Two doctors are permanently stationed on the base and one of these needs to have surgical skills. I did not have to use mine. The work itself is mainly duties within general medicine including health certificates and other administrative reports. There were no emergencies the month I was there. The closest was a call from a captain on a Lufthansa flight located right over the North Pole where a patient had abdominal pain. In the end it was decided that emergency landing at the base was not indicated. Though not part of the health care system in Greenland, Thule Air Base doctors and authorities will nevertheless assist with medical evacuations from nearby Qaanaaq if needed.
As a Doctor you are provided with a car. And you have to pass a driving test at the base. I had a small apartment within the medical building/hospital ward, and we had no admissions during my time there. There is a small convenience store. The Top of the World Club (a bar/restaurant). And a fitness center. I was on Thule Air Base in August. The sun was never down and I covered the windows by plastic foil during the night.
The scenery is spectacular with approximately 20 km road to drive on outside the base. I visited the Thule Radar. And despite many visits to Greenland, this is the only time I have actually been standing on the Inland Ice. I climbed the iconic Dundas mountain, visited the old Dundas inuit village. And lastly, I visited Alert, the Canadian base only 817 km from the North Pole.
68 people live here. There is a school, church and small library, all combined in one building. The doctor visits every 3 months. Health services in these very small settlements are provided by a health assistant, employed for a couple of hours a day, and with only a couple of weeks training. Thus all health issues are normally discussed either by phone or telemedicine with Qaanaaq. Siorapaluk is connected with Qaanaaq by twice-weekly helicopter flights.
It is February. Windy and below minus 30 degrees Celsius. We travel with two snow-scooters over the frozen fiords. We bring rifles in case we encounter a polar bear on our way over the frozen fiords. We wear special polar suits including protection glasses. The sun is not up at this time of year, so everything is dark with a shimmer of light.

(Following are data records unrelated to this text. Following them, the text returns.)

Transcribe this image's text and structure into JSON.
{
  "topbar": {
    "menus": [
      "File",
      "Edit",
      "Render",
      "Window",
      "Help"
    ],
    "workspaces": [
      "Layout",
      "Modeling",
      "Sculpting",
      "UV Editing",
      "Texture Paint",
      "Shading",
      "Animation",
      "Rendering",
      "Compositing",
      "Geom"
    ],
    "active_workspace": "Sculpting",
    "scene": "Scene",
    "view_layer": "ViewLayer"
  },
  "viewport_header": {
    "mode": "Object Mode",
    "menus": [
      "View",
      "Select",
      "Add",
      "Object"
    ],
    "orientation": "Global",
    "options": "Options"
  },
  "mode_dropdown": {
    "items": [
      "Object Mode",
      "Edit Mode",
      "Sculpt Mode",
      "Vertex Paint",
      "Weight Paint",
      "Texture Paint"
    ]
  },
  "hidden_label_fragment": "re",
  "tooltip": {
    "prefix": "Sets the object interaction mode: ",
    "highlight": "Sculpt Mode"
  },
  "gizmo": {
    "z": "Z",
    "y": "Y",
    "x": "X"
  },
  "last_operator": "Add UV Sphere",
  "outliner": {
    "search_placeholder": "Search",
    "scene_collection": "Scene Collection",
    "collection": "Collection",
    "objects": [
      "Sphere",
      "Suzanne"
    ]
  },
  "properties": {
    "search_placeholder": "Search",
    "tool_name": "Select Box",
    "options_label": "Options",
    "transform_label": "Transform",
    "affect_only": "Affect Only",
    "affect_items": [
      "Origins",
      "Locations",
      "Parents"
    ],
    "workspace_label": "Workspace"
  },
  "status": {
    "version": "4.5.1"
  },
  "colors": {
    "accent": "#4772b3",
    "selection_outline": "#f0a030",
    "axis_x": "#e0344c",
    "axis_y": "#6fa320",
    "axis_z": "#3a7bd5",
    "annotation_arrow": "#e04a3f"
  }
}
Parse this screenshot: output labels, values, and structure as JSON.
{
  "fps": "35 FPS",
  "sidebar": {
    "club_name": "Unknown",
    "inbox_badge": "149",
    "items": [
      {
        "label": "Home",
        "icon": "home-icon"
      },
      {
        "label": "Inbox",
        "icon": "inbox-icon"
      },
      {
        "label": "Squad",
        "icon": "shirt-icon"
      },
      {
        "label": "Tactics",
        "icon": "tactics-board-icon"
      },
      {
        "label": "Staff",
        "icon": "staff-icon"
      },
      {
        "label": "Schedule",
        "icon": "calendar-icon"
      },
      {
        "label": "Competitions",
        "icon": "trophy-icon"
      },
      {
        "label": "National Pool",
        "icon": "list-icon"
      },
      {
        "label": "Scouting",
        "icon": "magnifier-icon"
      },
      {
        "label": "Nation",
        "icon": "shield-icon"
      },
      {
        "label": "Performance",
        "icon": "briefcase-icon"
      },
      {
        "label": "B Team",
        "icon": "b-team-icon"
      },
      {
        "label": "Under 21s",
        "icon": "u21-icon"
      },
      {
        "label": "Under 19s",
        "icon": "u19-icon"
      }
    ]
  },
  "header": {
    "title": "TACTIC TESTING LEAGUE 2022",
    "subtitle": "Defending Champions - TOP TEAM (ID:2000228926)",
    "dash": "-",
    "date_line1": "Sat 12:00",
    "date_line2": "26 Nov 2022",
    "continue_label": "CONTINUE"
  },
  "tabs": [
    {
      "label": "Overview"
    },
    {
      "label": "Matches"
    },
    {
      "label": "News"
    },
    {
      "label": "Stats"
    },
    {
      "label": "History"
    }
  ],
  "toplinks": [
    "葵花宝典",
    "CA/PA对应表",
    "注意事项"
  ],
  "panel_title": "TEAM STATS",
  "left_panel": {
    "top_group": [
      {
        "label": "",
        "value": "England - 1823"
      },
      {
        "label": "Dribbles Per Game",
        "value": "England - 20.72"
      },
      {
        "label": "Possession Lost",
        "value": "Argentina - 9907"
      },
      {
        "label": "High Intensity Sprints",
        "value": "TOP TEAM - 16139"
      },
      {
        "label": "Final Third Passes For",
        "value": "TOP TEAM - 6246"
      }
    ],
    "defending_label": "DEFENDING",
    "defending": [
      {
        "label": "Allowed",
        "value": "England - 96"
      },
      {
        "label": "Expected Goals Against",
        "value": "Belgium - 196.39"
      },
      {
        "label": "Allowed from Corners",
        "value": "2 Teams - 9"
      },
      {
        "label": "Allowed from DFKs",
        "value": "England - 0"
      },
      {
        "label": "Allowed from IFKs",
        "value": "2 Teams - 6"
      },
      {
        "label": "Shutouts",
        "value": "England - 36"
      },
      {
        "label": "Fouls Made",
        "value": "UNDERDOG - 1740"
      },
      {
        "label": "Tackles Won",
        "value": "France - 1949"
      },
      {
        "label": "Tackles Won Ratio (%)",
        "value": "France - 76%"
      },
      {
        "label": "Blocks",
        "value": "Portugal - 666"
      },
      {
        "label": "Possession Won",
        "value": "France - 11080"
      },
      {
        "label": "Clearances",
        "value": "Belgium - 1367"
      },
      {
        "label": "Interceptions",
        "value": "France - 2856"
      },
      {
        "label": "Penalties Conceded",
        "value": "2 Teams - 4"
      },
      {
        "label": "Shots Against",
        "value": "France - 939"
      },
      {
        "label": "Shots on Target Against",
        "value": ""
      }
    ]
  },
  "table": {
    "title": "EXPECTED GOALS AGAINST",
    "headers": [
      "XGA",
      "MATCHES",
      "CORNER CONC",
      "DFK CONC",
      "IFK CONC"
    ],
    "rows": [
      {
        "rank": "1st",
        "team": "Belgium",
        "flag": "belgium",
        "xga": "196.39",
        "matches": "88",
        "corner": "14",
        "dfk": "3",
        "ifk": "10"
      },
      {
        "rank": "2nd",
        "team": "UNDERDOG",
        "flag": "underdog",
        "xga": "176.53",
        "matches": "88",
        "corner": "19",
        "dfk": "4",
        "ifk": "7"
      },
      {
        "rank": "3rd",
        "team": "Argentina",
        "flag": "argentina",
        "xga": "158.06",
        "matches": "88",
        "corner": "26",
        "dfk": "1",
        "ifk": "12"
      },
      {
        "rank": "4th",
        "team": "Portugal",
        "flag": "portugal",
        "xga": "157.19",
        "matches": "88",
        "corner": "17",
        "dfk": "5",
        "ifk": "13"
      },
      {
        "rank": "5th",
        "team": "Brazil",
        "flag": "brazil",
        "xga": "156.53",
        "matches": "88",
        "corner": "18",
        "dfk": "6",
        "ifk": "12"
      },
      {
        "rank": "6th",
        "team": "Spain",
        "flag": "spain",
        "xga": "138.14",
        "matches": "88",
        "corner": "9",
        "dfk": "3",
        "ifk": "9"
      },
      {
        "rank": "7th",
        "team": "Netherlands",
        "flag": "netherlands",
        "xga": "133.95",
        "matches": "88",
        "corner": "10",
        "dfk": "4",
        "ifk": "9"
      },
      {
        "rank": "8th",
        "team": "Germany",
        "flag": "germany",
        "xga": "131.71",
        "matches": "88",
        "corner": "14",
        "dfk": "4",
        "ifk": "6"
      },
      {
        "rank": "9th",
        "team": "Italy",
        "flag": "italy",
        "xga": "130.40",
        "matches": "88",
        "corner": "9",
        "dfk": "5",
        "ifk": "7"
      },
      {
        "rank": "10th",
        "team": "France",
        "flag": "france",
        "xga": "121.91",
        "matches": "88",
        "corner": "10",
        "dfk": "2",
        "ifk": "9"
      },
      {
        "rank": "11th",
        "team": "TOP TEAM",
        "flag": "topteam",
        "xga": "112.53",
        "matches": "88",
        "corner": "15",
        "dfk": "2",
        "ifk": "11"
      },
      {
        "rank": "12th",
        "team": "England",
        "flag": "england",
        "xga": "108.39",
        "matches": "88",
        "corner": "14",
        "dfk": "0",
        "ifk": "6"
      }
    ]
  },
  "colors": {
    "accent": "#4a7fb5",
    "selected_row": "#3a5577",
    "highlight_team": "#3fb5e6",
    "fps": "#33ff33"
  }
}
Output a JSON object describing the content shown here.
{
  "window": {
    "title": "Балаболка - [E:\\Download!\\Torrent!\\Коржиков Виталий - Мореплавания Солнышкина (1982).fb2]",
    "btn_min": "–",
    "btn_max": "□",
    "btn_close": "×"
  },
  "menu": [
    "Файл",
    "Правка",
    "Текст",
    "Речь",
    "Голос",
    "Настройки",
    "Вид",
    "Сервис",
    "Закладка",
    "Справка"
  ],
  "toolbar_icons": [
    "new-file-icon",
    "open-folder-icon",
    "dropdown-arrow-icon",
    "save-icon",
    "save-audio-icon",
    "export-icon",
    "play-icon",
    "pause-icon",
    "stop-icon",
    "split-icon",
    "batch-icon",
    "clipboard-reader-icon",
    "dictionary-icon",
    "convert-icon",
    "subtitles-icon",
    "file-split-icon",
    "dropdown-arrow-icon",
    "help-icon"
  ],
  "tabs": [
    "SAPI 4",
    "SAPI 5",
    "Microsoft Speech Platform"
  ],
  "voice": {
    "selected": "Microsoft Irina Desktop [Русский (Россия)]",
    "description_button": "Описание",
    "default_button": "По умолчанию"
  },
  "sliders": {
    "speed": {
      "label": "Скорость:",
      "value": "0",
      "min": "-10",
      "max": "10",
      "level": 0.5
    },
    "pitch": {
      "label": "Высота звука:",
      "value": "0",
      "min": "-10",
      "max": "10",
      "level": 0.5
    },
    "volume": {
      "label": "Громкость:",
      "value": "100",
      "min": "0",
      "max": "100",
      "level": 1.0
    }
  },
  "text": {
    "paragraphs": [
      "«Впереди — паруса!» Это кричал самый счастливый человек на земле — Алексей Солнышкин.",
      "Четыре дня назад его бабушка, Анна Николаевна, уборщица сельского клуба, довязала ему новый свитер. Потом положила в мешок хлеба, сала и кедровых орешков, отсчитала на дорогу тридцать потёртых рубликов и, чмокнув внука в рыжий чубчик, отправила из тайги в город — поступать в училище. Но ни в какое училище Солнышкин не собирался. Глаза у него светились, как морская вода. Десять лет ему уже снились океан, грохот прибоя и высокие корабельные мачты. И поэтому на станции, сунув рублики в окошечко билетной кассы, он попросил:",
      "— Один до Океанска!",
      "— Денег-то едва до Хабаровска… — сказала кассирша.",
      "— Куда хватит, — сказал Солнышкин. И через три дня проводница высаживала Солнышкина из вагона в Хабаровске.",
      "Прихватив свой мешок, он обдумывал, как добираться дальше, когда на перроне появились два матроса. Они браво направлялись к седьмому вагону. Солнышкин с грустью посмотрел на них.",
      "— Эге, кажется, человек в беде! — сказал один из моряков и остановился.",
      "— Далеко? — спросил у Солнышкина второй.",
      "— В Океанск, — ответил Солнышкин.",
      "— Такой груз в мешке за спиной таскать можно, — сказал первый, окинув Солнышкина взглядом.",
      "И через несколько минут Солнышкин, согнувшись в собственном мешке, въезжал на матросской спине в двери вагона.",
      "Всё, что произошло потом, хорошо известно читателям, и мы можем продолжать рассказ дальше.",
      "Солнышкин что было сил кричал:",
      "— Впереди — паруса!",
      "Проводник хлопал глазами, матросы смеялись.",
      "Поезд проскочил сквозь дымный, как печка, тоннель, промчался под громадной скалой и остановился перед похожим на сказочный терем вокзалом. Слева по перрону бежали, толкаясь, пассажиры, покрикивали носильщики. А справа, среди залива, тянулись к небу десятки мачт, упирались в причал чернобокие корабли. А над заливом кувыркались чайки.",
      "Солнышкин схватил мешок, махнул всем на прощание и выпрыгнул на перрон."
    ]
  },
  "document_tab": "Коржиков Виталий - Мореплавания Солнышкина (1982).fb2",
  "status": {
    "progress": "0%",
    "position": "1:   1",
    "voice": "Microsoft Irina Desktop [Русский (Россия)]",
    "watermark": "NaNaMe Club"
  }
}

I have no idea about the direction we are taking and have to trust the local driver. In this hostile environment, it only takes one wrong turn and we will never be seen again.
We leave Qaanaaq at 7am and arrive in Siorapaluk a couple of hours later. With me is an assistant nurse, who also doubles as interpreter, and we do as much as we possibly can in a very long day. I see all the children. Vaccinations are brought up to date. Dental status is checked. In fact I end up seeing most of the inhabitants and those not on the list turn up queuing at the door once the rumor had spread of our arrival.
A 25-year old Japanese man happened to pass by this place 40 years ago in search for extreme wilderness. He never left, and founded a family there. His reputation as a hunter is widespread. I was looking to buy a polar fox and went to his storage facility in the basement of his house. He immediately apologized, he did have polar foxes, however they were brown and not white. The white were sold out as confirmation season was approaching.